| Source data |
--- START ---

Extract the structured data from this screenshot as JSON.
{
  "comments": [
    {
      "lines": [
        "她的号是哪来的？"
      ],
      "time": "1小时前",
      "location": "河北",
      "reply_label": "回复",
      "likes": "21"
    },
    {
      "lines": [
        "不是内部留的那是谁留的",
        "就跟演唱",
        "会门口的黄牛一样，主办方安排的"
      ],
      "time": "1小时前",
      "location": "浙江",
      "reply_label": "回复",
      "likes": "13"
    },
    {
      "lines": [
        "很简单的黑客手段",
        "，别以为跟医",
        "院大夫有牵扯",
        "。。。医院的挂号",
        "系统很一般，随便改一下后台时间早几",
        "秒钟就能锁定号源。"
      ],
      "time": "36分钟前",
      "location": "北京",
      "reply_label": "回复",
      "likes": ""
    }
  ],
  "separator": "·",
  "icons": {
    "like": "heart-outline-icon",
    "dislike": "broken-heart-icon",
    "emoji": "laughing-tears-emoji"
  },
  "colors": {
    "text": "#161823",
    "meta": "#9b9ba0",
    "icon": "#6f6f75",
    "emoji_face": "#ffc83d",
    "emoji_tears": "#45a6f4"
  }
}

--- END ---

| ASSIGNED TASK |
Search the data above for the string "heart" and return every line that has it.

| EXERCISE SOLUTION |
    "like": "heart-outline-icon",
    "dislike": "broken-heart-icon",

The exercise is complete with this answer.